The COVID-19 pandemic accelerated e-commerce sales trends in the pet food market, contributing to the increasing dominance of online dog, cat and other pet food sales. The past decade left the pet food industry in a relatively good position to withstand the shock of the COVID-19 pandemic, compared to food service, tourism or other decimated sectors. Over time, pets have become part of the family for many pet owners worldwide, as opposed to livestock with benefits, spurring premium pet food sales growth. During the pandemic this meant that pet owners stockpiled dog and cat food along with their own provisions. Beyond that, pet adoptions swelled in the early days of the pandemic. As people then hunkered down with pets both new and old, online pet food sales’ prominence in the market grew at a faster pace than before COVID-19.
Pet food online sales growth
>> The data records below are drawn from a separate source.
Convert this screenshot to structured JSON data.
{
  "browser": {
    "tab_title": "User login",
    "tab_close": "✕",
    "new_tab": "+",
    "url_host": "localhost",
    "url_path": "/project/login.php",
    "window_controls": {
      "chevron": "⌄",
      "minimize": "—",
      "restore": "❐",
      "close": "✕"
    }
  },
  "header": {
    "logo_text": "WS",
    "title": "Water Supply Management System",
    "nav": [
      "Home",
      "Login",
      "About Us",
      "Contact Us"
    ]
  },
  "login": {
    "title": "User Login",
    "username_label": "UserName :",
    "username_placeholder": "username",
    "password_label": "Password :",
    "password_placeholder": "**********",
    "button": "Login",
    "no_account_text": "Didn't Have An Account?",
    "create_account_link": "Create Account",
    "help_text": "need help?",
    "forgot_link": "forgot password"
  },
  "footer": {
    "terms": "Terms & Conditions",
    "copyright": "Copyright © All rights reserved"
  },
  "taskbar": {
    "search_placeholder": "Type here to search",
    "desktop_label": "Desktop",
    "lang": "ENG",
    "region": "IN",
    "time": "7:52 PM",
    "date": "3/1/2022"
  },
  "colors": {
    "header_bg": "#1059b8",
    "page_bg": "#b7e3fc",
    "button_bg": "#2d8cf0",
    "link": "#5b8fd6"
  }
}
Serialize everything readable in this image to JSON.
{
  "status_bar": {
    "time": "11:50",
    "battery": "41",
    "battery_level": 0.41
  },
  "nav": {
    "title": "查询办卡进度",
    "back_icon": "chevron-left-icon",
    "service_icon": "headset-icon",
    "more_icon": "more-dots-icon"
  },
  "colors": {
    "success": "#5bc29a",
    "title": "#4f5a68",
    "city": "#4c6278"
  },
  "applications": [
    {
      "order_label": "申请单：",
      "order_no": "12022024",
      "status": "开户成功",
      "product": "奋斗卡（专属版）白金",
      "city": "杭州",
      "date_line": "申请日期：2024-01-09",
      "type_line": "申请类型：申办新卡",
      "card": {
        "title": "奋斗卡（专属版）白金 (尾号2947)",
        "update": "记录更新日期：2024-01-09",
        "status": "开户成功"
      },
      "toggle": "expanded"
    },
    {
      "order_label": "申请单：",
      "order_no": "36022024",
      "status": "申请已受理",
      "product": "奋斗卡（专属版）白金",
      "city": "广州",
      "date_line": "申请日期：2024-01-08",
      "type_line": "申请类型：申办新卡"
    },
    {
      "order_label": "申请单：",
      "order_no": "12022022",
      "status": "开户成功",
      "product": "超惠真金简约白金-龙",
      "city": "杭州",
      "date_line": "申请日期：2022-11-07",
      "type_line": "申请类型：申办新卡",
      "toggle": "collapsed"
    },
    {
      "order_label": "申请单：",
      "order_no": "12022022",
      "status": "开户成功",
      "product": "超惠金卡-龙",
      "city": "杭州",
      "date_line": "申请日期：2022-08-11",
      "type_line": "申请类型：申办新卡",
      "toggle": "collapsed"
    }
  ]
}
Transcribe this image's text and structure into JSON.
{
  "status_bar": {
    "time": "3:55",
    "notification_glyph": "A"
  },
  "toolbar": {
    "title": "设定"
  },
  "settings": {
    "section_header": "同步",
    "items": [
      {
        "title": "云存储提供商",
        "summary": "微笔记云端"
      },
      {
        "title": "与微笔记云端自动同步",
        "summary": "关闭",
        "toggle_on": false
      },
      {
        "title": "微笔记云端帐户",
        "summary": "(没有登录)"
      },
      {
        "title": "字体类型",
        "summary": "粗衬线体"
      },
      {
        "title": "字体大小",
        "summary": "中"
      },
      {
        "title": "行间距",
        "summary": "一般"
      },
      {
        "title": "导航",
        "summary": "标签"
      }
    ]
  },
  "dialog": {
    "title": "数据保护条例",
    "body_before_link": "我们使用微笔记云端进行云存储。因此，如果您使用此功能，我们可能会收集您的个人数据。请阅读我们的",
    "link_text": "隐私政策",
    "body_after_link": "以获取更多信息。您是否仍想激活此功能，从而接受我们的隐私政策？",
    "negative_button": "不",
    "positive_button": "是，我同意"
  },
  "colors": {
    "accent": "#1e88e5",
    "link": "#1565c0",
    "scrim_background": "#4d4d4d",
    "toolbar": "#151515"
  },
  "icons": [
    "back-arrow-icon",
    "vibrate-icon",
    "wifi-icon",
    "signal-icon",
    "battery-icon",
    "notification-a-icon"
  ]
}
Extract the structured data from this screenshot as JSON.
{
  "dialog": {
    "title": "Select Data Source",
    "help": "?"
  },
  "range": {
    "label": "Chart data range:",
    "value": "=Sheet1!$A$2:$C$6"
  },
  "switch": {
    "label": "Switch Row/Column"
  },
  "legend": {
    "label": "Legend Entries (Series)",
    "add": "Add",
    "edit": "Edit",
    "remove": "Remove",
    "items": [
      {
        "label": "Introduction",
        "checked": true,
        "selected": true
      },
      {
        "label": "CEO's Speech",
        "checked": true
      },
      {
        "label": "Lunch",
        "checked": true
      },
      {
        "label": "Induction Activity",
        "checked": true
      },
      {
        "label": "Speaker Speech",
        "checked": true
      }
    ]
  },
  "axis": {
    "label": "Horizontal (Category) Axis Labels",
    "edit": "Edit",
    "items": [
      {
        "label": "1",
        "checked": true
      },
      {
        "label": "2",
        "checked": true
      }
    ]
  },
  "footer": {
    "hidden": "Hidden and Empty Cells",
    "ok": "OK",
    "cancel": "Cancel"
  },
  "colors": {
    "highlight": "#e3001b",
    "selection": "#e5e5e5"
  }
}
By 2024, industry observers forecast that e-commerce will become the top retail sales channel for pet products. This year, online sales of pet products will make up 27% of all sales, according to Packaged Facts analysts in the report “U.S. Pet Market Outlook, 2020-2021: The COVID-19 Impact.”
Two major players in the pet food e-commerce space, Chewy.com and Amazon, lead online sales with three quarters of the market and seem likely to maintain that dominance. In 2020, Chewy.com may see sales of US$6.5 billion, if Packaged Facts estimates prove true, up from US$3.96 billion in 2018. Amazon’s pet products sales may reach US$5.7 billion, climbing from US$3.3 billion in 2018. Along with the two giants, many brick-and-mortar retailers have also moved their sales online. Retails also increasingly use buy online and pick up in store systems.
Pet owners buying and learning online
Pet owners who purchase online, according to Packaged Facts’ survey of pet owners earlier this year.
- Amazon - 60%
- Chewy - 54%
- PetSmart.com - 27%
- Walmart.com - 24%
- Petco.com - 23%
Along with buying more pet food online, pet owners increasingly look to digital sources of information about their pets. While veterinarians remain the most trusted source for both baby boomers (77%), Generation X and millennials (66%), Packaged Facts’ survey respondents have differing views on the internet. Twenty-five percent of millennials and the younger generation Z, selected social media, including Facebook, YouTube, and Instagram, as their most important source of pet care information. Whereas only 18% of Gen X responded as such, along with 7% of boomers and seniors.